- Provided information:
▬▬▬
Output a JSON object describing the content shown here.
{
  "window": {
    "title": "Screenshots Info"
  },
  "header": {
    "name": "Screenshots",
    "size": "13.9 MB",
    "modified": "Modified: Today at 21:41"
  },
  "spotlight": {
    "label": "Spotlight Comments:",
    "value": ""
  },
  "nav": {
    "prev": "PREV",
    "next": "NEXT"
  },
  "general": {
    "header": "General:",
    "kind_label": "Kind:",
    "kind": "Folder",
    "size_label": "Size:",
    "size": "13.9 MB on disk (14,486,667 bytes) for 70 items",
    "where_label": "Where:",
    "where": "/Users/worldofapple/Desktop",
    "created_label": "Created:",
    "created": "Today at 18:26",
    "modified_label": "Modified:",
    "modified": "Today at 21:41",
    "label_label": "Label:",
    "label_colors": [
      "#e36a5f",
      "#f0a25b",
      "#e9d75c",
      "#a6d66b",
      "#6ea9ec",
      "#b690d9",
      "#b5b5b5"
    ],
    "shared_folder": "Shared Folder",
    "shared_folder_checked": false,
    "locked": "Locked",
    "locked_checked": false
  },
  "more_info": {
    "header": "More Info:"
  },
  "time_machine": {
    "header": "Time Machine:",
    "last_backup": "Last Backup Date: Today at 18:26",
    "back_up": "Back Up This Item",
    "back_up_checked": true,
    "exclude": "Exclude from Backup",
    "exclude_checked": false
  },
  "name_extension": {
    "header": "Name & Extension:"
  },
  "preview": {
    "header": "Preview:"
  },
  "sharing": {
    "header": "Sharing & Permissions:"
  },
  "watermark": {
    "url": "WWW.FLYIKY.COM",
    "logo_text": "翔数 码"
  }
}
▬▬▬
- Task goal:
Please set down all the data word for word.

- Written solution:
Output a JSON object describing the content shown here.
{
  "window": {
    "title": "Screenshots Info"
  },
  "header": {
    "name": "Screenshots",
    "size": "13.9 MB",
    "modified": "Modified: Today at 21:41"
  },
  "spotlight": {
    "label": "Spotlight Comments:",
    "value": ""
  },
  "nav": {
    "prev": "PREV",
    "next": "NEXT"
  },
  "general": {
    "header": "General:",
    "kind_label": "Kind:",
    "kind": "Folder",
    "size_label": "Size:",
    "size": "13.9 MB on disk (14,486,667 bytes) for 70 items",
    "where_label": "Where:",
    "where": "/Users/worldofapple/Desktop",
    "created_label": "Created:",
    "created": "Today at 18:26",
    "modified_label": "Modified:",
    "modified": "Today at 21:41",
    "label_label": "Label:",
    "label_colors": [
      "#e36a5f",
      "#f0a25b",
      "#e9d75c",
      "#a6d66b",
      "#6ea9ec",
      "#b690d9",
      "#b5b5b5"
    ],
    "shared_folder": "Shared Folder",
    "shared_folder_checked": false,
    "locked": "Locked",
    "locked_checked": false
  },
  "more_info": {
    "header": "More Info:"
  },
  "time_machine": {
    "header": "Time Machine:",
    "last_backup": "Last Backup Date: Today at 18:26",
    "back_up": "Back Up This Item",
    "back_up_checked": true,
    "exclude": "Exclude from Backup",
    "exclude_checked": false
  },
  "name_extension": {
    "header": "Name & Extension:"
  },
  "preview": {
    "header": "Preview:"
  },
  "sharing": {
    "header": "Sharing & Permissions:"
  },
  "watermark": {
    "url": "WWW.FLYIKY.COM",
    "logo_text": "翔数 码"
  }
}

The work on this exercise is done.